He was know as the “Prince of Gastronomes”, and he had in fact been duly elected in a poll of 3,000 chefs held by Paris-Soir in 1927. There was at the time a series of ‘Princes’, i.e Andre de Lorde, the Prince of Terror. The title Curnonsky received, no one else has been given since. As a result of being chosen he was invited to many dinners and receptions. He carried out his functions with a marvellous spirit.
At the height of his prestige, to honor his eightieth birthday, eighty restaurants marked his favorite table with a copper plaque reading: “Cette place est celle de Maurice Edmond Sailland-Curnonsky, Prince élu des gastronomes, Défenseur et illustrateur de la Cuisine française, Hôte d’honneur de cette maison.” This led to the legend that eighty restaurants reserved a table for him every night in case he should show up, though by that point, he rarely went out. Supposedly in his later years he was so heavy he was unable to walk and had to be carried by six friends to his favourite restaurants. On July 22, 1956, at the age of 84, Curnonsky leaned too far out of a window and fell to his death.

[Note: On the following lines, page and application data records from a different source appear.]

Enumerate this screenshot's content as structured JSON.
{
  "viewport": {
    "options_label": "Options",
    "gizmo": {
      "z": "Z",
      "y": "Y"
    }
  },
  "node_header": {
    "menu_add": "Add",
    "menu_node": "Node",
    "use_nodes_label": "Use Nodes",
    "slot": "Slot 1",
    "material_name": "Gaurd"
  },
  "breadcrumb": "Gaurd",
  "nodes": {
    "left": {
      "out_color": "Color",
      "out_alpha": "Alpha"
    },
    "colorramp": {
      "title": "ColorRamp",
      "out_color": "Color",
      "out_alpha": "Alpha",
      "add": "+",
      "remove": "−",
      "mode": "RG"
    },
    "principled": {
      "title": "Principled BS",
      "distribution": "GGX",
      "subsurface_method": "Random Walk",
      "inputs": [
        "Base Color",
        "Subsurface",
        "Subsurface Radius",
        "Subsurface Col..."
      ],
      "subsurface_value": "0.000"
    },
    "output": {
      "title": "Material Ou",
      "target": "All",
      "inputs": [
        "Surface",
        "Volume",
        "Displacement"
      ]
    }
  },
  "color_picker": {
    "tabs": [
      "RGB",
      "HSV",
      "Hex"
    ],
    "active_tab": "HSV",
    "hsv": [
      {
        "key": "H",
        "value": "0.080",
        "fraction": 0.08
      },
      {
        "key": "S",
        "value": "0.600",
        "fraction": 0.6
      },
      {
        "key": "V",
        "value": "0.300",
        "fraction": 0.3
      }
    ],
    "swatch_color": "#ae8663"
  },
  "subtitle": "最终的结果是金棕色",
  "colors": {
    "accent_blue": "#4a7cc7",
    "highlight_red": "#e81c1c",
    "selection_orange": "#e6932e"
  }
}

A celebrated aphorism of Curnonsky’s was: “La cuisine, c’est quand les choses ont le goût de ce qu’elles sont. Good cooking is when things taste of what they are.” He advocated simple food over complicated, rustic over refined, and often repeated the phrase: “Et surtout, faites simple! And above all, keep it simple!”